“Only playing 10 events last year kind of taught me how to prepare for events a little bit differently, because I was having more breaks naturally that I wasn’t used to having,” Henderson said Tuesday. “So, it kind of taught me how to prepare on those off-weeks to still perform well, when I was (eventually) back out competing.”
Henderson is in Lake Buena Vista, Fla., for the LPGA Tournament of Champions which begins Thursday. She hopes it’s the start of a busier 2021 season, but she also plans to pace herself, particularly as the global pandemic still rages across the U.S.
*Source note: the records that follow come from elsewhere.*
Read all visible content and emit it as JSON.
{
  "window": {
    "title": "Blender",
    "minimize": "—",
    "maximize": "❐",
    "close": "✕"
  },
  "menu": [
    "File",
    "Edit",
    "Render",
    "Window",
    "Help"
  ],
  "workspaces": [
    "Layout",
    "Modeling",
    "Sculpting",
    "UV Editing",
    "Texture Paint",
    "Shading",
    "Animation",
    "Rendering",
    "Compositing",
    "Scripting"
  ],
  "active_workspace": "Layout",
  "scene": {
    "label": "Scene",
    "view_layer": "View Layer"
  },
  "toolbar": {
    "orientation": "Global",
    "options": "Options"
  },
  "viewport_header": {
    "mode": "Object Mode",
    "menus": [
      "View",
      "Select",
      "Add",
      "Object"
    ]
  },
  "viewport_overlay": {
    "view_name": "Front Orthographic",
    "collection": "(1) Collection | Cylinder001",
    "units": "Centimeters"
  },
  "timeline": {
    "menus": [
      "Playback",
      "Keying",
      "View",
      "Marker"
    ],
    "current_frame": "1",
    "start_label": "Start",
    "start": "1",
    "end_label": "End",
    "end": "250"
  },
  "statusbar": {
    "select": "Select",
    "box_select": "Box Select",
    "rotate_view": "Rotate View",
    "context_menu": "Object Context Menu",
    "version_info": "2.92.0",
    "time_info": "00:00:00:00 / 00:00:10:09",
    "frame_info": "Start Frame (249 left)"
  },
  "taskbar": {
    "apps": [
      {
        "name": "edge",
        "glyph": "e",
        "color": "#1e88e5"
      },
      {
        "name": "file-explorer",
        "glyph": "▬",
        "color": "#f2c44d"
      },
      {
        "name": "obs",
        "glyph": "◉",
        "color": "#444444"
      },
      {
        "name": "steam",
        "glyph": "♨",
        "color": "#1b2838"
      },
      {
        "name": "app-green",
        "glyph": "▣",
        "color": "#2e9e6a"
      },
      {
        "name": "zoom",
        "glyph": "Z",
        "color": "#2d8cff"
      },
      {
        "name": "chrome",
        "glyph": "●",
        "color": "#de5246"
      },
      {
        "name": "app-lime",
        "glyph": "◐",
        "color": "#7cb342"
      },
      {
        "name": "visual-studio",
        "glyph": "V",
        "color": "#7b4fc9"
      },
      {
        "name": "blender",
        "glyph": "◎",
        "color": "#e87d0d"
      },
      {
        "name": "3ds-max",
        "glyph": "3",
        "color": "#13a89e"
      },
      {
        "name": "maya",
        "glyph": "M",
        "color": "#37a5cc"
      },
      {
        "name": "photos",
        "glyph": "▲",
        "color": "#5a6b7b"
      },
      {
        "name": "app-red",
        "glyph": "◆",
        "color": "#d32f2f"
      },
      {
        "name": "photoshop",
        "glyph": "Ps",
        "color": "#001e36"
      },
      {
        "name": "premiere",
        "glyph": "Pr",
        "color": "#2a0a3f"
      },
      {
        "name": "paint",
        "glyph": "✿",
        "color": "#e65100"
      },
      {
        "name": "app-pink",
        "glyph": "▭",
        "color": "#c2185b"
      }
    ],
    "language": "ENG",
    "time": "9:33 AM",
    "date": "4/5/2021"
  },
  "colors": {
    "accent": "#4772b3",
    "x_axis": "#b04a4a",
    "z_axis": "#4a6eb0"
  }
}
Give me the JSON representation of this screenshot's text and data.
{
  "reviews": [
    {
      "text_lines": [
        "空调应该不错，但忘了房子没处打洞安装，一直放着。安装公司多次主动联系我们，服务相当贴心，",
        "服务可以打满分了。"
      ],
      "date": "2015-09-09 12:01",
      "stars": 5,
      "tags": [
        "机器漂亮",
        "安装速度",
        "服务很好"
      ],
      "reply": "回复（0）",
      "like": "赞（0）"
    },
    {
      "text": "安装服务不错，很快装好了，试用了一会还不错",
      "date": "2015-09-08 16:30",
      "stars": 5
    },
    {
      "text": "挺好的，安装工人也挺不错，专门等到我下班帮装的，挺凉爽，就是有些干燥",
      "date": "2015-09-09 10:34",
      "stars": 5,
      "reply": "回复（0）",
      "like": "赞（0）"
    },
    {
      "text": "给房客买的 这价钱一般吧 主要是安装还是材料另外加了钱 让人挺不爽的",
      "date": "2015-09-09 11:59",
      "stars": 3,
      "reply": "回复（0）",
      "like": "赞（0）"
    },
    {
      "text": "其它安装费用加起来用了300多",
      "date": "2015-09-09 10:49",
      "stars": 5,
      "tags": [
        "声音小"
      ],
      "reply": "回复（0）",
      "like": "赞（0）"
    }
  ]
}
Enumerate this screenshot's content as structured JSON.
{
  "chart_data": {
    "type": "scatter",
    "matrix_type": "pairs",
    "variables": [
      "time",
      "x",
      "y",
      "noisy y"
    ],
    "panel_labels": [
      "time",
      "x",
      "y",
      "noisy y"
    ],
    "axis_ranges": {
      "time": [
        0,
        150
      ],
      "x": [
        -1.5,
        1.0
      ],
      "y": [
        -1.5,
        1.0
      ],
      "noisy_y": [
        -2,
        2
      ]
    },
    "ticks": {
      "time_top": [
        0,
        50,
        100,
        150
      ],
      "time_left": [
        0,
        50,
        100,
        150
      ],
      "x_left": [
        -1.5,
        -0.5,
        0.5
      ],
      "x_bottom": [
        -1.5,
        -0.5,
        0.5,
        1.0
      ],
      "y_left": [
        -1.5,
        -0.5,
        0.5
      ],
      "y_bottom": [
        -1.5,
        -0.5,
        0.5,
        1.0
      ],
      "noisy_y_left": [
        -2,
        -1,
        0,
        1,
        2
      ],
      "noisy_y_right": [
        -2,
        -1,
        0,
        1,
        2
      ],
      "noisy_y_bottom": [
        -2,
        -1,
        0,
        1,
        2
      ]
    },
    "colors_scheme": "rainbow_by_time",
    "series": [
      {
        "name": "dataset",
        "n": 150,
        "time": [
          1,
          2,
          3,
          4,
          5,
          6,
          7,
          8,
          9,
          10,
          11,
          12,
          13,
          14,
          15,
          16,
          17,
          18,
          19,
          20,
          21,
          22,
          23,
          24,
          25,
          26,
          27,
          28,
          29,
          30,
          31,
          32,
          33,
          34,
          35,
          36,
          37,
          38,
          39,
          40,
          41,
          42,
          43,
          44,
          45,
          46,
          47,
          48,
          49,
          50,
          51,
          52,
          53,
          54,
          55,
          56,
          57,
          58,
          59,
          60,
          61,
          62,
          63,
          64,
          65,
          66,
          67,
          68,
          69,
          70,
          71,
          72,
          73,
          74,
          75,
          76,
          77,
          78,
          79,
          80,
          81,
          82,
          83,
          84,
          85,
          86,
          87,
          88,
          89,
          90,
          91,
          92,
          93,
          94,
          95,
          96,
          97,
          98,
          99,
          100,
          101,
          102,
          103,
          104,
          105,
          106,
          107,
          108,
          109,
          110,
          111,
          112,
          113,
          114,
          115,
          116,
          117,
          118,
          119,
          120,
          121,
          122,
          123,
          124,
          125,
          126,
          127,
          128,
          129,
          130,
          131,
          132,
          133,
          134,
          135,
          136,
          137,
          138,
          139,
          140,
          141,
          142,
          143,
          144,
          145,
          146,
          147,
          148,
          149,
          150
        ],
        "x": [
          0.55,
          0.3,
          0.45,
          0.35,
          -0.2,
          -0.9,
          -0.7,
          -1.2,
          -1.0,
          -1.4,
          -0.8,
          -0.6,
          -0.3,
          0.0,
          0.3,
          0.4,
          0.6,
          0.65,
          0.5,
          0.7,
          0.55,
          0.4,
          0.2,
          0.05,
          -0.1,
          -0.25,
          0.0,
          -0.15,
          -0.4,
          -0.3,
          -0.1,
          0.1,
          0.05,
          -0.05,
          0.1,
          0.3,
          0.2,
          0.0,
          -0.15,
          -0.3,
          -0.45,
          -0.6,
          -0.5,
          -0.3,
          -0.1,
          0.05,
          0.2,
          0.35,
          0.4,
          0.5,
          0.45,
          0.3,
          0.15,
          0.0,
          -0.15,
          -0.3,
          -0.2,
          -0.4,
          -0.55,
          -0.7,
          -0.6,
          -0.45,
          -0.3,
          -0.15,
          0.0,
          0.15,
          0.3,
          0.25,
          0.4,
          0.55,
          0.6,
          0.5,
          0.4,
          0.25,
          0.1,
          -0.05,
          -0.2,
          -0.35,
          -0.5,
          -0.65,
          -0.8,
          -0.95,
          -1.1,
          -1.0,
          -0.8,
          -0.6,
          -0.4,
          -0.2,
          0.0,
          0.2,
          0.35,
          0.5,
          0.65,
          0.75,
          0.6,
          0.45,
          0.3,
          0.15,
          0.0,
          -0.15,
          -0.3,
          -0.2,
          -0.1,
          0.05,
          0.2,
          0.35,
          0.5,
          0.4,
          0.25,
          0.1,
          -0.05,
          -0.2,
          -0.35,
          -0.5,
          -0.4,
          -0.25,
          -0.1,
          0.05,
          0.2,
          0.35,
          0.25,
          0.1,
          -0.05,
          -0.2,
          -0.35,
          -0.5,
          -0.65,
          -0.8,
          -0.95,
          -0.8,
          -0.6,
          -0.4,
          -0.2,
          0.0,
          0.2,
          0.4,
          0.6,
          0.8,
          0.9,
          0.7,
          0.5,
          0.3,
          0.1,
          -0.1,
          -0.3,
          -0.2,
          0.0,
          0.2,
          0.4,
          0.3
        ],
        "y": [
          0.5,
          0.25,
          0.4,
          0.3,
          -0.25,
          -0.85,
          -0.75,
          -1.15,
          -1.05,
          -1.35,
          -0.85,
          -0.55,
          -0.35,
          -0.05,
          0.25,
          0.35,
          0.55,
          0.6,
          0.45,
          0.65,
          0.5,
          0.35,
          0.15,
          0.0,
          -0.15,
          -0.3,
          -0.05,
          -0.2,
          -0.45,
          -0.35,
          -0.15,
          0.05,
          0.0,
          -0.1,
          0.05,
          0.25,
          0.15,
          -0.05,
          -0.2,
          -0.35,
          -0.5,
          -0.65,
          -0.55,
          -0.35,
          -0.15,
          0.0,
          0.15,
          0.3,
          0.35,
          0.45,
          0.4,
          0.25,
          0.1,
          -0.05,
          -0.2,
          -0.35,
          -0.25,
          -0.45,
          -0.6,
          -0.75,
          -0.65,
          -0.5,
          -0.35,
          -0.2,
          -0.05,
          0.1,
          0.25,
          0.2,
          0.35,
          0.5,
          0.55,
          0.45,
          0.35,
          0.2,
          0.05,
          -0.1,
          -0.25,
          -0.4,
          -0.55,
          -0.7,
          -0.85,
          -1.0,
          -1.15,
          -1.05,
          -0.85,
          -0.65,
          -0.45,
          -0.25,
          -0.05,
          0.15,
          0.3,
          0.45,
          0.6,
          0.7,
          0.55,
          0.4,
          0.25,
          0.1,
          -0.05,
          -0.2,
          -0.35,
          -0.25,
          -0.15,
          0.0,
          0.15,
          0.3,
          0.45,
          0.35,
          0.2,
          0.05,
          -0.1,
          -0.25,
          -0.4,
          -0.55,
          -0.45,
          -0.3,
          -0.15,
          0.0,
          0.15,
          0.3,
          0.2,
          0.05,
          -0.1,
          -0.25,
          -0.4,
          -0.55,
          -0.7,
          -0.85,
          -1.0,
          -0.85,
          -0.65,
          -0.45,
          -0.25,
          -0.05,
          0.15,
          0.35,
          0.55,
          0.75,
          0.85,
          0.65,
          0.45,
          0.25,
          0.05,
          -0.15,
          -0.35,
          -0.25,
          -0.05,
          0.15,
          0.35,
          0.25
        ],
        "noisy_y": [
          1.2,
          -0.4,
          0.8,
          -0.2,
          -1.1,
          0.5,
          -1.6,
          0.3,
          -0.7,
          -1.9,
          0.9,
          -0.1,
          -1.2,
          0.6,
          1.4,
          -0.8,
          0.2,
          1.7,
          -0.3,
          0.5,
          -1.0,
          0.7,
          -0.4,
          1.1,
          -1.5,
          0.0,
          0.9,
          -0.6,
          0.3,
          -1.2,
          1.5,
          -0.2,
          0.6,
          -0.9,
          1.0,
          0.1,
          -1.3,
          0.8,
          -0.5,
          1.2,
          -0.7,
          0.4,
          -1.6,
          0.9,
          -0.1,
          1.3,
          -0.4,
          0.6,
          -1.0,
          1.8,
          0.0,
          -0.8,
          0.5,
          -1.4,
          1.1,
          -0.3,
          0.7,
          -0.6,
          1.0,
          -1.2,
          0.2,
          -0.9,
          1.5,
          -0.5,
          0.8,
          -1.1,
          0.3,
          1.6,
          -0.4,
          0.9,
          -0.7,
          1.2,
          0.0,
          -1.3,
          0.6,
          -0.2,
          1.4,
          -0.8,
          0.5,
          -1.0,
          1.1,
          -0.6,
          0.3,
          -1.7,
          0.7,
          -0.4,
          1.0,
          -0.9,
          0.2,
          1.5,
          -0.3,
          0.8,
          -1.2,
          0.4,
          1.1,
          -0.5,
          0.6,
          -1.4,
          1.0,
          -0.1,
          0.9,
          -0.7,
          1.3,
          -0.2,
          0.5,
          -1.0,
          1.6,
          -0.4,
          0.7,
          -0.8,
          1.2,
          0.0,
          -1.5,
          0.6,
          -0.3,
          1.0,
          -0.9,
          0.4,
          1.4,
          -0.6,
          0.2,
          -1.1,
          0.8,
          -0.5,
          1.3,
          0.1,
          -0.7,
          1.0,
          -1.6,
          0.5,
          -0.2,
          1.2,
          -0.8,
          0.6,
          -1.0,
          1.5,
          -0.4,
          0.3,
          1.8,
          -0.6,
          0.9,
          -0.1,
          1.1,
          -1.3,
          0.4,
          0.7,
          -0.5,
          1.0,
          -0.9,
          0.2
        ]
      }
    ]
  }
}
“I’ve definitely sat down with my dad (Dave, who’s her coach) and looked through the schedule, it’s hard to say right now, you never really know what’s going to happen with COVID. God forbid if it got worse or something,” she said. “So, you have to be a little bit prepared to maybe take some events off that you don’t want to, but at the same time, we have a game plan and I’m really looking forward to playing this week . . . and take it from there.”
Henderson is back after a brief off-season. She was seventh at the CME Group Tour Championship, which ended five days before Christmas, then flew home to spend the holiday with her family. A dump of snow in Smiths Falls, plus the required quarantine at home, meant she didn’t get much training in over the break.
“But at the same time, it was kind of nice to take a break and kind of get refreshed for 2021,” she said.
The highlight of her visit home was ice skating on a lake.
“Took me back to when I was really young, spending Januarys in Canada,” she said.
This week’s Tournament of Champions is a glitzy fun event featuring 25 pros and 50 celebrities, with a US$1.2-million purse over 72 holes and no cut. Henderson said she chatted with former Toronto Blue Jays third baseman Josh Donaldson, who she plays with on Thursday, on the range.
“It is really fun though seeing all the celebrities, it’s a different atmosphere than just a regular Tour event,” she said.
“We’ll definitely miss the fans this year, because it’s always a huge part of this event. But I’m still looking forward to the opportunity just to getting to know some of these celebrities a little bit more, I always enjoy playing with them.”
Henderson had six top-10 finishes in the pared-down season, and is ranked No. 6 in the world.
“I’m really proud to be in the top-10,” she said. “It’s hard because a lot of people ask me about trying to become world No. 1, and it’s not necessarily a huge goal of mine right now. Obviously I would love to move up in the world rankings, but I’m just trying to take a tournament by tournament and small goals along the way. If I finally get the opportunity to compete for that No. 1 spot, I’ll definitely try my best.”
Henderson won’t play again until the second stop on the tour calendar which tees off Feb. 25 in Orlando. The schedule _ if the global pandemic co-operates _ then gets busy. She’s already secured a spot on the team for the Tokyo Olympics, which were postponed a year.
She’s also keen to play in the CP Women’s Open, which was one of the numerous events erased by COVID-19 in 2020. The 2020 host Shaughnessy Golf and Country in Vancouver will get the chance to hold the Canadian stop this August.
“I’m really excited, the way the schedule looks this year, looks really healthy. And, hopefully I’ll be able to compete in many more tournaments and hopefully get back on to my winning streak.”